Excerpts from an interface dataset:

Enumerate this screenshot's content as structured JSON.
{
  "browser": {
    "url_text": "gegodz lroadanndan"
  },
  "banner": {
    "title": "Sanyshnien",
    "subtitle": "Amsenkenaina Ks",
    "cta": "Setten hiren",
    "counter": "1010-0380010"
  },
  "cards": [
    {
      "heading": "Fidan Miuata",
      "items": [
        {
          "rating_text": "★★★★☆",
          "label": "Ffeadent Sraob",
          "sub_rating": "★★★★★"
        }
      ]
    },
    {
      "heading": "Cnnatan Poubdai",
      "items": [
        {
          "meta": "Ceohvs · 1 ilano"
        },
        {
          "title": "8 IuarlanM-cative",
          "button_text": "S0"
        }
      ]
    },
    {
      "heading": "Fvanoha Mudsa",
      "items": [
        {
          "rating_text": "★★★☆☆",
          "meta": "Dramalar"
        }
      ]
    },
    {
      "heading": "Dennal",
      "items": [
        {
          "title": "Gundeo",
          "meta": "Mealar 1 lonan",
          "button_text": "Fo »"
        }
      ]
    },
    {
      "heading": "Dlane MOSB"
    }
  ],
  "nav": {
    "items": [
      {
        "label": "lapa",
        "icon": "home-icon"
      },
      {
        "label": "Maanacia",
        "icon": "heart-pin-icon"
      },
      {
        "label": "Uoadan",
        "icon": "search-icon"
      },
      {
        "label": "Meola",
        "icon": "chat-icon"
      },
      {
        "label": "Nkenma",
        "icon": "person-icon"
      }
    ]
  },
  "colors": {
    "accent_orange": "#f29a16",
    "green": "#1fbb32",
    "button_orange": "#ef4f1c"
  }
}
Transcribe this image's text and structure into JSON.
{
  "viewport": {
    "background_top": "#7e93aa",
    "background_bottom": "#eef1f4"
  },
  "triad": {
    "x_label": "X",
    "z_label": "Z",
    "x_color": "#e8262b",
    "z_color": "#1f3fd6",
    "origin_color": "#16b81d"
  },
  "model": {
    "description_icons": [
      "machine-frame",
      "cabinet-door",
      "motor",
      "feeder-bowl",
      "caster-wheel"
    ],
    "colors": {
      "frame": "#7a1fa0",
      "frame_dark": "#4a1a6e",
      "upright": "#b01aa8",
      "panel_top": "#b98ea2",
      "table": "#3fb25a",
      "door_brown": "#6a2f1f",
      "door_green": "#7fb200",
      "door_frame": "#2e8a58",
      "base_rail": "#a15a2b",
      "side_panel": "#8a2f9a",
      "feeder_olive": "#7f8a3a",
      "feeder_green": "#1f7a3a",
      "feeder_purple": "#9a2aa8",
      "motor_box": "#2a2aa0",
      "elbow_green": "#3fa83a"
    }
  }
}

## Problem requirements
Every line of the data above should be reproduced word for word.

## Your solution
Enumerate this screenshot's content as structured JSON.
{
  "browser": {
    "url_text": "gegodz lroadanndan"
  },
  "banner": {
    "title": "Sanyshnien",
    "subtitle": "Amsenkenaina Ks",
    "cta": "Setten hiren",
    "counter": "1010-0380010"
  },
  "cards": [
    {
      "heading": "Fidan Miuata",
      "items": [
        {
          "rating_text": "★★★★☆",
          "label": "Ffeadent Sraob",
          "sub_rating": "★★★★★"
        }
      ]
    },
    {
      "heading": "Cnnatan Poubdai",
      "items": [
        {
          "meta": "Ceohvs · 1 ilano"
        },
        {
          "title": "8 IuarlanM-cative",
          "button_text": "S0"
        }
      ]
    },
    {
      "heading": "Fvanoha Mudsa",
      "items": [
        {
          "rating_text": "★★★☆☆",
          "meta": "Dramalar"
        }
      ]
    },
    {
      "heading": "Dennal",
      "items": [
        {
          "title": "Gundeo",
          "meta": "Mealar 1 lonan",
          "button_text": "Fo »"
        }
      ]
    },
    {
      "heading": "Dlane MOSB"
    }
  ],
  "nav": {
    "items": [
      {
        "label": "lapa",
        "icon": "home-icon"
      },
      {
        "label": "Maanacia",
        "icon": "heart-pin-icon"
      },
      {
        "label": "Uoadan",
        "icon": "search-icon"
      },
      {
        "label": "Meola",
        "icon": "chat-icon"
      },
      {
        "label": "Nkenma",
        "icon": "person-icon"
      }
    ]
  },
  "colors": {
    "accent_orange": "#f29a16",
    "green": "#1fbb32",
    "button_orange": "#ef4f1c"
  }
}
Transcribe this image's text and structure into JSON.
{
  "viewport": {
    "background_top": "#7e93aa",
    "background_bottom": "#eef1f4"
  },
  "triad": {
    "x_label": "X",
    "z_label": "Z",
    "x_color": "#e8262b",
    "z_color": "#1f3fd6",
    "origin_color": "#16b81d"
  },
  "model": {
    "description_icons": [
      "machine-frame",
      "cabinet-door",
      "motor",
      "feeder-bowl",
      "caster-wheel"
    ],
    "colors": {
      "frame": "#7a1fa0",
      "frame_dark": "#4a1a6e",
      "upright": "#b01aa8",
      "panel_top": "#b98ea2",
      "table": "#3fb25a",
      "door_brown": "#6a2f1f",
      "door_green": "#7fb200",
      "door_frame": "#2e8a58",
      "base_rail": "#a15a2b",
      "side_panel": "#8a2f9a",
      "feeder_olive": "#7f8a3a",
      "feeder_green": "#1f7a3a",
      "feeder_purple": "#9a2aa8",
      "motor_box": "#2a2aa0",
      "elbow_green": "#3fa83a"
    }
  }
}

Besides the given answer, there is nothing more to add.